Rehoboth Beach officials have proposed an ordinance that would establish a 10-foot no-build buffer around Silver Lake and Lake Gerar.
Recommended by the planning commission, the ordinance is a permanent measure to replace a 15-foot, no-build moratorium around Silver Lake that expires Friday, Feb. 15.
Mayor Sam Cooper said, “The state now says they own the lake, but they are not yet ready to take administration of it. So that leaves us in a little bit of a limbo."
In addition to an ordinance establishing the 10-foot, no-build ordinance, the city will also hold a public hearing on an ordinance to require site-plan review for any proposed structure within 25 feet of the lake’s edge.
DNREC officials say the state owns Silver Lake and the lake bed, but the department has not resolved ownership issues with lakefront property owners, some of whom claim ownership of land into the lake. Deputy Secretary David Small has said DNREC intends to conduct more research and gather public input on the issue.
A search of property records ordered by the General Assembly in 1978 established Delaware owns the lake, but DNREC did not assert authority over the lake until recent issues – such as dredging at the west end of Silver Lake, the house built at Lot 6 Silver Lane and the dock built by Rehoboth resident Frank Cooper – forced the agency to reexamine the ownership question.
Michael Globetti, spokesman for DNREC, said the department declined further comment.
Cooper said ownership of the lake remains a wild card, but the proposed Rehoboth ordinance would keep all land within 10 feet of the ordinary high water mark of Silver Lake and Lake Gerar as natural area.
Still under discussion is whether riprap could be part of the natural area and whether fences will be permitted. Building inspector Terri Sullivan said the city’s current position is that riprap is not permitted in the natural area.
Asked whether anyone could build a dock on the lake, city solicitor Glenn Mandalas said Rehoboth’s ordinance regulates only land use, not water rights.
Mandalas questioned whether anyone has riparian rights to the lake.
“I’m not sure those deeds granting riparian have any merit to them,” he said.
Save Our Lakes Alliance3 attorney Gene Lawson reviewed ownership rights of Silver Lake. According to Lawson’s research, which went all the way back to the days of William Penn, the state has always owned the lake and riparian rights have never been conveyed to anyone, making the state the rightful owner.
“The state of Delaware’s pre-Revolution title to the subaqueous bed of Silver Lake has been unchallenged. No person can claim title or interest in real property belonging to the state unless such title has been acquired by deed or conveyance executed by a duly authorized official of the state,” Lawson wrote.
Lawson said he has not gotten any response from DNREC on his findings. He said he also sent his research to the city, which has also asked state officials for a response.

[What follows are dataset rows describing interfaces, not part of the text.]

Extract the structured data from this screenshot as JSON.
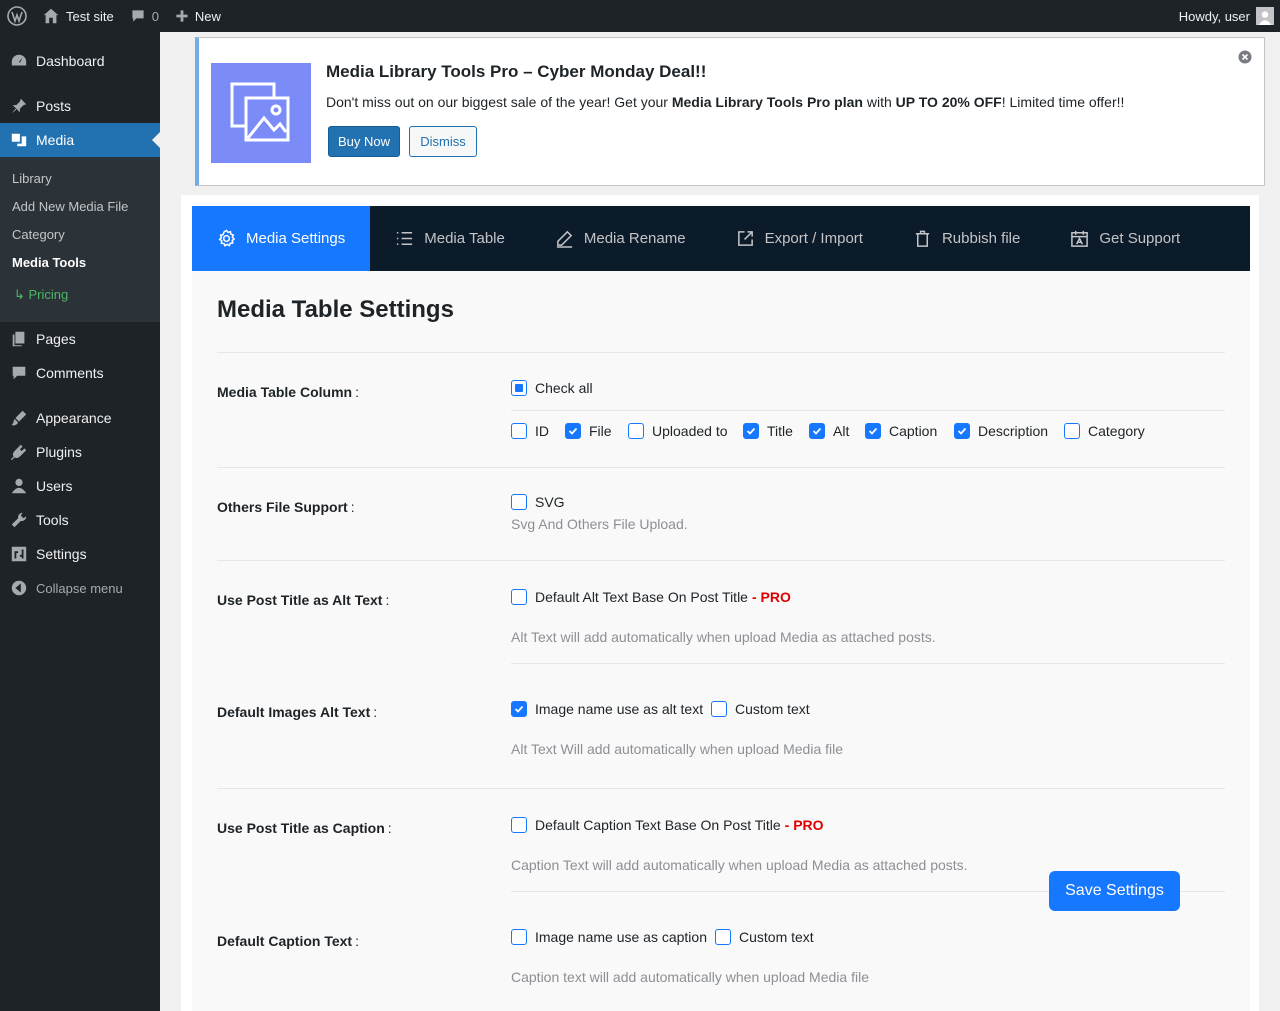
{
  "adminbar": {
    "site_name": "Test site",
    "comments_count": "0",
    "new_label": "New",
    "howdy": "Howdy, user"
  },
  "sidebar": {
    "items": [
      {
        "label": "Dashboard",
        "icon": "dashboard-icon"
      },
      {
        "label": "Posts",
        "icon": "pin-icon"
      },
      {
        "label": "Media",
        "icon": "media-icon"
      },
      {
        "label": "Pages",
        "icon": "pages-icon"
      },
      {
        "label": "Comments",
        "icon": "comment-icon"
      },
      {
        "label": "Appearance",
        "icon": "brush-icon"
      },
      {
        "label": "Plugins",
        "icon": "plugin-icon"
      },
      {
        "label": "Users",
        "icon": "user-icon"
      },
      {
        "label": "Tools",
        "icon": "wrench-icon"
      },
      {
        "label": "Settings",
        "icon": "settings-icon"
      }
    ],
    "submenu": [
      "Library",
      "Add New Media File",
      "Category",
      "Media Tools"
    ],
    "pricing": "↳ Pricing",
    "collapse": "Collapse menu"
  },
  "notice": {
    "title": "Media Library Tools Pro – Cyber Monday Deal!!",
    "text_1": "Don't miss out on our biggest sale of the year! Get your ",
    "text_bold_1": "Media Library Tools Pro plan",
    "text_2": " with ",
    "text_bold_2": "UP TO 20% OFF",
    "text_3": "! Limited time offer!!",
    "buy_label": "Buy Now",
    "dismiss_label": "Dismiss"
  },
  "tabs": [
    {
      "label": "Media Settings",
      "icon": "gear-icon",
      "active": true
    },
    {
      "label": "Media Table",
      "icon": "list-icon"
    },
    {
      "label": "Media Rename",
      "icon": "pencil-icon"
    },
    {
      "label": "Export / Import",
      "icon": "external-link-icon"
    },
    {
      "label": "Rubbish file",
      "icon": "trash-icon"
    },
    {
      "label": "Get Support",
      "icon": "support-icon"
    }
  ],
  "page_title": "Media Table Settings",
  "colon": ":",
  "pro": "- PRO",
  "sections": {
    "columns": {
      "label": "Media Table Column",
      "check_all": "Check all",
      "options": [
        {
          "label": "ID",
          "checked": false
        },
        {
          "label": "File",
          "checked": true
        },
        {
          "label": "Uploaded to",
          "checked": false
        },
        {
          "label": "Title",
          "checked": true
        },
        {
          "label": "Alt",
          "checked": true
        },
        {
          "label": "Caption",
          "checked": true
        },
        {
          "label": "Description",
          "checked": true
        },
        {
          "label": "Category",
          "checked": false
        }
      ]
    },
    "file_support": {
      "label": "Others File Support",
      "option": "SVG",
      "desc": "Svg And Others File Upload."
    },
    "post_title_alt": {
      "label": "Use Post Title as Alt Text",
      "option": "Default Alt Text Base On Post Title",
      "desc": "Alt Text will add automatically when upload Media as attached posts."
    },
    "default_alt": {
      "label": "Default Images Alt Text",
      "option_1": "Image name use as alt text",
      "option_2": "Custom text",
      "desc": "Alt Text Will add automatically when upload Media file"
    },
    "post_title_caption": {
      "label": "Use Post Title as Caption",
      "option": "Default Caption Text Base On Post Title",
      "desc": "Caption Text will add automatically when upload Media as attached posts."
    },
    "default_caption": {
      "label": "Default Caption Text",
      "option_1": "Image name use as caption",
      "option_2": "Custom text",
      "desc": "Caption text will add automatically when upload Media file"
    }
  },
  "save_label": "Save Settings",
  "colors": {
    "accent": "#1677ff",
    "wp_blue": "#2271b1",
    "pro_red": "#e00000",
    "pricing_green": "#4ab866"
  }
}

Lawson’s research was conducted, in part, during preparation for his case against the building permit for Lot 6 Silver Lane, when property owners claimed ownership into the lake when it sought a building permit. The city’s board of adjustment declined to hear the case because Lawson's appeal was not filed within 30 days of the permit's issue.
Lawson said property owners around the lake claimed property into the lake in part because the state has never told them they are wrong. He said court and state records have shown that no riparian rights have ever been granted by the state.
“The goal was for the city or the state to take this and either tell us we’re wrong or do something about it,” Lawson said.